- _ABOUT THIS EXERCISE_
The reply should repeat all of the data word for word, with no pictures.

(Component data from apps and pages)
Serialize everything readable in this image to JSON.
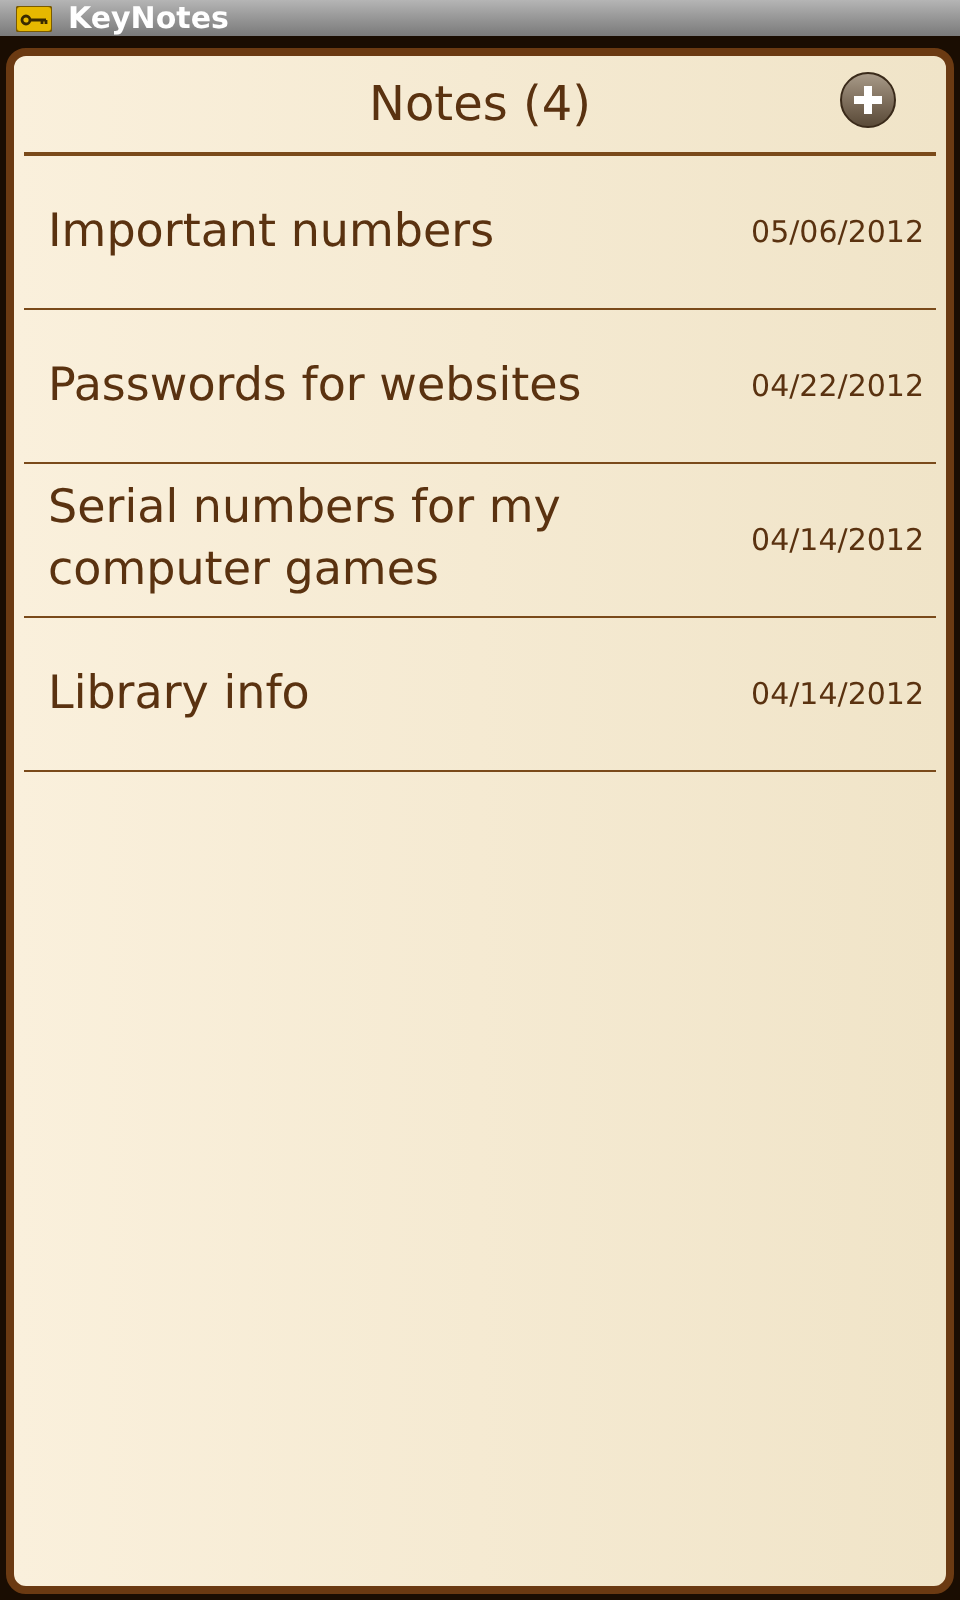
{
  "window": {
    "title": "KeyNotes"
  },
  "header": {
    "title": "Notes (4)"
  },
  "notes": [
    {
      "title": "Important numbers",
      "date": "05/06/2012"
    },
    {
      "title": "Passwords for websites",
      "date": "04/22/2012"
    },
    {
      "title": "Serial numbers for my computer games",
      "date": "04/14/2012"
    },
    {
      "title": "Library info",
      "date": "04/14/2012"
    }
  ]
}
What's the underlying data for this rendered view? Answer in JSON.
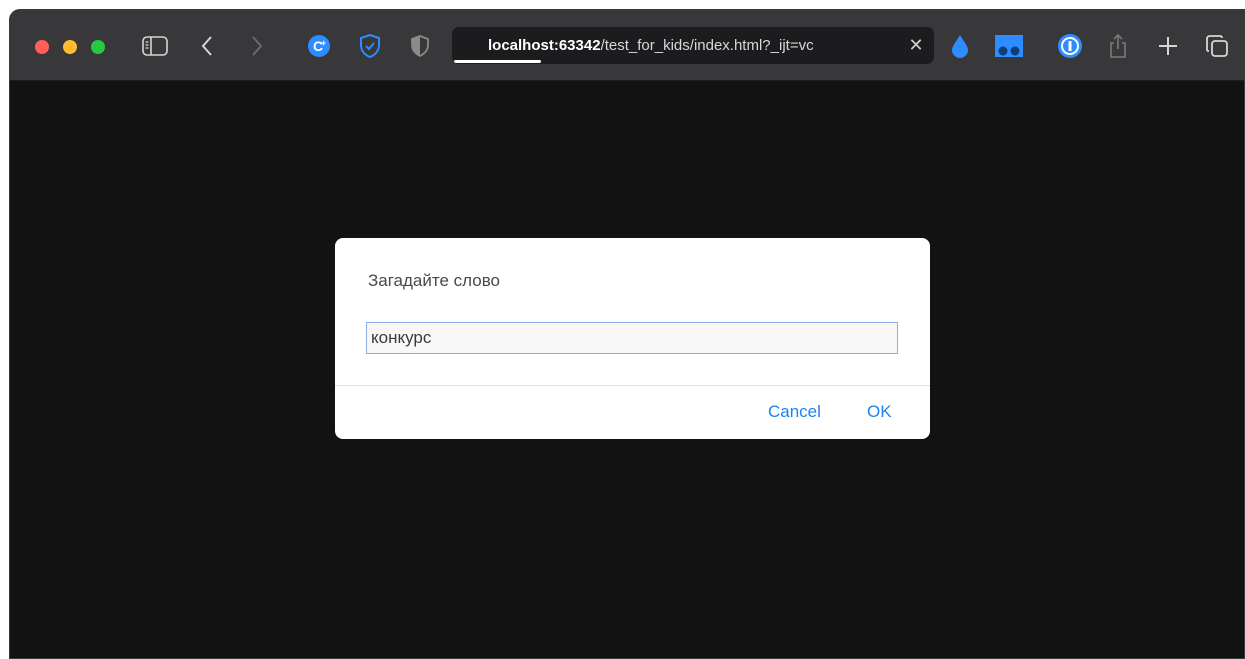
{
  "browser": {
    "url_host": "localhost:63342",
    "url_path": "/test_for_kids/index.html?_ijt=vc",
    "load_progress": 0.18
  },
  "dialog": {
    "message": "Загадайте слово",
    "input_value": "конкурс",
    "cancel_label": "Cancel",
    "ok_label": "OK"
  },
  "colors": {
    "accent": "#1a84f2",
    "toolbar": "#38383a",
    "page_bg": "#121212"
  }
}
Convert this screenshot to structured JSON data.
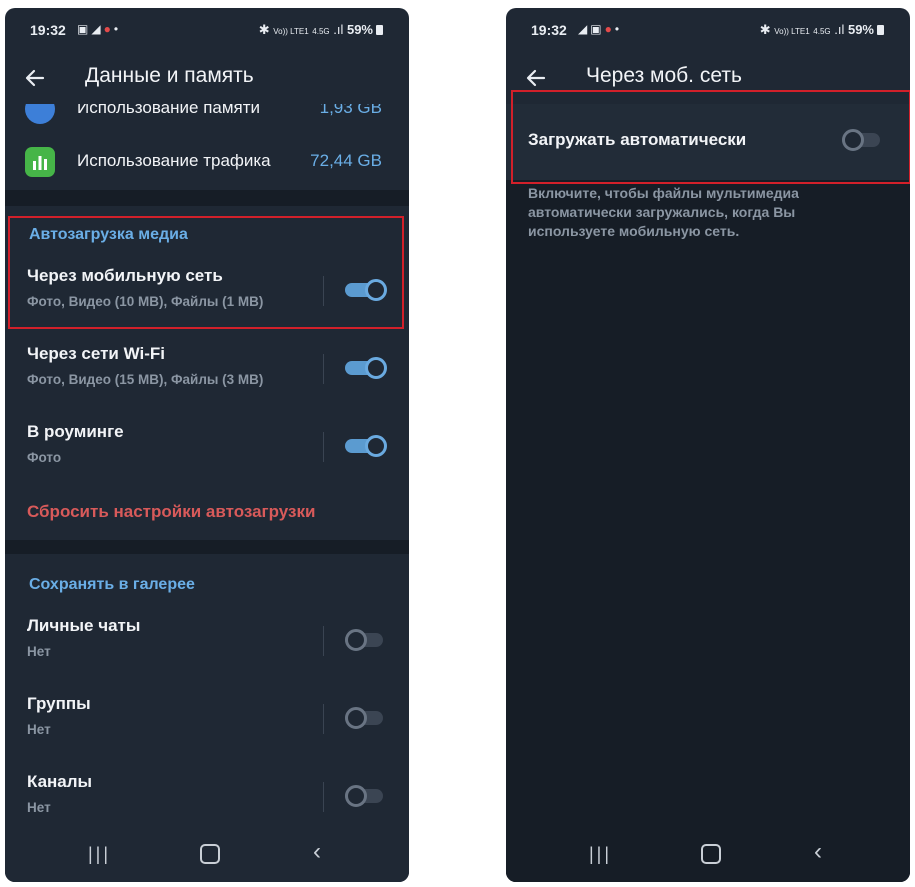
{
  "status_bar": {
    "time": "19:32",
    "network_small_left": "Vo)) LTE1",
    "network_small_right": "4.5G",
    "battery": "59%"
  },
  "left": {
    "title": "Данные и память",
    "storage": {
      "memory_label": "Использование памяти",
      "memory_value": "1,93 GB",
      "traffic_label": "Использование трафика",
      "traffic_value": "72,44 GB"
    },
    "autodownload": {
      "header": "Автозагрузка медиа",
      "items": [
        {
          "title": "Через мобильную сеть",
          "subtitle": "Фото, Видео (10 MB), Файлы (1 MB)",
          "enabled": true
        },
        {
          "title": "Через сети Wi-Fi",
          "subtitle": "Фото, Видео (15 MB), Файлы (3 MB)",
          "enabled": true
        },
        {
          "title": "В роуминге",
          "subtitle": "Фото",
          "enabled": true
        }
      ],
      "reset_label": "Сбросить настройки автозагрузки"
    },
    "gallery": {
      "header": "Сохранять в галерее",
      "items": [
        {
          "title": "Личные чаты",
          "subtitle": "Нет",
          "enabled": false
        },
        {
          "title": "Группы",
          "subtitle": "Нет",
          "enabled": false
        },
        {
          "title": "Каналы",
          "subtitle": "Нет",
          "enabled": false
        }
      ]
    }
  },
  "right": {
    "title": "Через моб. сеть",
    "auto_label": "Загружать автоматически",
    "auto_enabled": false,
    "hint": "Включите, чтобы файлы мультимедиа автоматически загружались, когда Вы используете мобильную сеть."
  },
  "colors": {
    "background": "#1f2834",
    "accent": "#6aaee6",
    "danger": "#d85a5a",
    "highlight": "#d2202a"
  },
  "icons": [
    "back-arrow-icon",
    "storage-icon",
    "traffic-chart-icon",
    "nav-recent-icon",
    "nav-home-icon",
    "nav-back-icon"
  ]
}
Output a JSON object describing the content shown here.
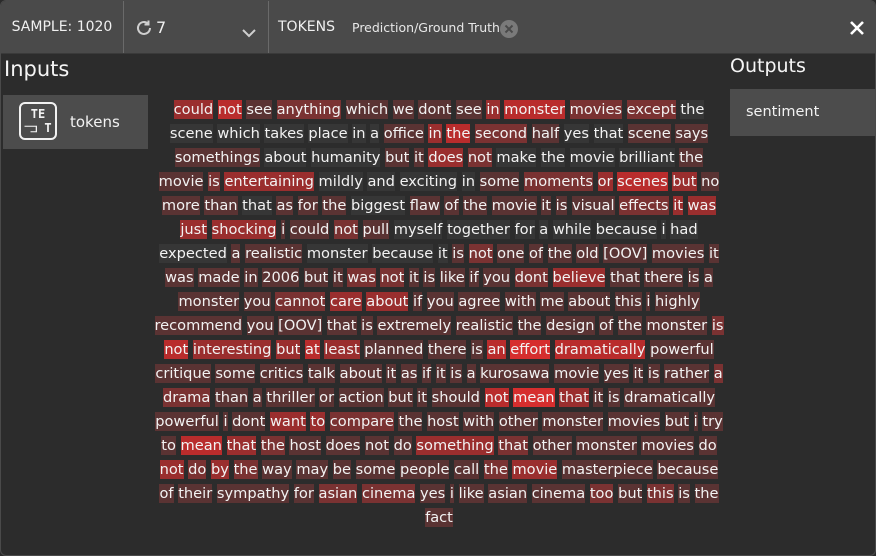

- _RESULT OF THIS EXERCISE_
Serialize everything readable in this image to JSON.
{
  "window": {
    "title": "KeyNotes"
  },
  "header": {
    "title": "Notes (4)"
  },
  "notes": [
    {
      "title": "Important numbers",
      "date": "05/06/2012"
    },
    {
      "title": "Passwords for websites",
      "date": "04/22/2012"
    },
    {
      "title": "Serial numbers for my computer games",
      "date": "04/14/2012"
    },
    {
      "title": "Library info",
      "date": "04/14/2012"
    }
  ]
}
What's the underlying data for this rendered view? Answer in JSON.
{
  "browser": {
    "url_host": "localhost:63342",
    "url_path": "/test_for_kids/index.html?_ijt=vc",
    "load_progress": 0.18
  },
  "dialog": {
    "message": "Загадайте слово",
    "input_value": "конкурс",
    "cancel_label": "Cancel",
    "ok_label": "OK"
  },
  "colors": {
    "accent": "#1a84f2",
    "toolbar": "#38383a",
    "page_bg": "#121212"
  }
}
Convert this screenshot to structured JSON data.
{
  "status_bar": {
    "time": "19:32",
    "network_small_left": "Vo)) LTE1",
    "network_small_right": "4.5G",
    "battery": "59%"
  },
  "left": {
    "title": "Данные и память",
    "storage": {
      "memory_label": "Использование памяти",
      "memory_value": "1,93 GB",
      "traffic_label": "Использование трафика",
      "traffic_value": "72,44 GB"
    },
    "autodownload": {
      "header": "Автозагрузка медиа",
      "items": [
        {
          "title": "Через мобильную сеть",
          "subtitle": "Фото, Видео (10 MB), Файлы (1 MB)",
          "enabled": true
        },
        {
          "title": "Через сети Wi-Fi",
          "subtitle": "Фото, Видео (15 MB), Файлы (3 MB)",
          "enabled": true
        },
        {
          "title": "В роуминге",
          "subtitle": "Фото",
          "enabled": true
        }
      ],
      "reset_label": "Сбросить настройки автозагрузки"
    },
    "gallery": {
      "header": "Сохранять в галерее",
      "items": [
        {
          "title": "Личные чаты",
          "subtitle": "Нет",
          "enabled": false
        },
        {
          "title": "Группы",
          "subtitle": "Нет",
          "enabled": false
        },
        {
          "title": "Каналы",
          "subtitle": "Нет",
          "enabled": false
        }
      ]
    }
  },
  "right": {
    "title": "Через моб. сеть",
    "auto_label": "Загружать автоматически",
    "auto_enabled": false,
    "hint": "Включите, чтобы файлы мультимедиа автоматически загружались, когда Вы используете мобильную сеть."
  },
  "colors": {
    "background": "#1f2834",
    "accent": "#6aaee6",
    "danger": "#d85a5a",
    "highlight": "#d2202a"
  },
  "icons": [
    "back-arrow-icon",
    "storage-icon",
    "traffic-chart-icon",
    "nav-recent-icon",
    "nav-home-icon",
    "nav-back-icon"
  ]
}
Output a JSON object describing the content shown here.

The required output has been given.